_TASK:_ Every entry below needs to be copied exactly.
Top of DATA FOR ANALYSIS
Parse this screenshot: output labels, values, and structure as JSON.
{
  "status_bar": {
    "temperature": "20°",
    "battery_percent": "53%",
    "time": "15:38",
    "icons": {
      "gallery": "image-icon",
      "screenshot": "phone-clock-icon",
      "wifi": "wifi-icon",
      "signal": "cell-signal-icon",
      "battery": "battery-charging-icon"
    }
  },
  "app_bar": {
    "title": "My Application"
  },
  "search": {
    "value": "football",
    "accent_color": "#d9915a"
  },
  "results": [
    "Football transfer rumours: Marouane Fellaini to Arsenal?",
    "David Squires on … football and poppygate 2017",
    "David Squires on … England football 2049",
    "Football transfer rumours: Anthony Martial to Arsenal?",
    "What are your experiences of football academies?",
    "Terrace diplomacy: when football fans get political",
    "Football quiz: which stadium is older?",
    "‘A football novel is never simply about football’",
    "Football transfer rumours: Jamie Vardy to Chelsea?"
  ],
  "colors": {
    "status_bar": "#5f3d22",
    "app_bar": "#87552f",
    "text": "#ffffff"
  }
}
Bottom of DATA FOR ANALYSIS
_COMPLETED EXERCISE:_
Parse this screenshot: output labels, values, and structure as JSON.
{
  "status_bar": {
    "temperature": "20°",
    "battery_percent": "53%",
    "time": "15:38",
    "icons": {
      "gallery": "image-icon",
      "screenshot": "phone-clock-icon",
      "wifi": "wifi-icon",
      "signal": "cell-signal-icon",
      "battery": "battery-charging-icon"
    }
  },
  "app_bar": {
    "title": "My Application"
  },
  "search": {
    "value": "football",
    "accent_color": "#d9915a"
  },
  "results": [
    "Football transfer rumours: Marouane Fellaini to Arsenal?",
    "David Squires on … football and poppygate 2017",
    "David Squires on … England football 2049",
    "Football transfer rumours: Anthony Martial to Arsenal?",
    "What are your experiences of football academies?",
    "Terrace diplomacy: when football fans get political",
    "Football quiz: which stadium is older?",
    "‘A football novel is never simply about football’",
    "Football transfer rumours: Jamie Vardy to Chelsea?"
  ],
  "colors": {
    "status_bar": "#5f3d22",
    "app_bar": "#87552f",
    "text": "#ffffff"
  }
}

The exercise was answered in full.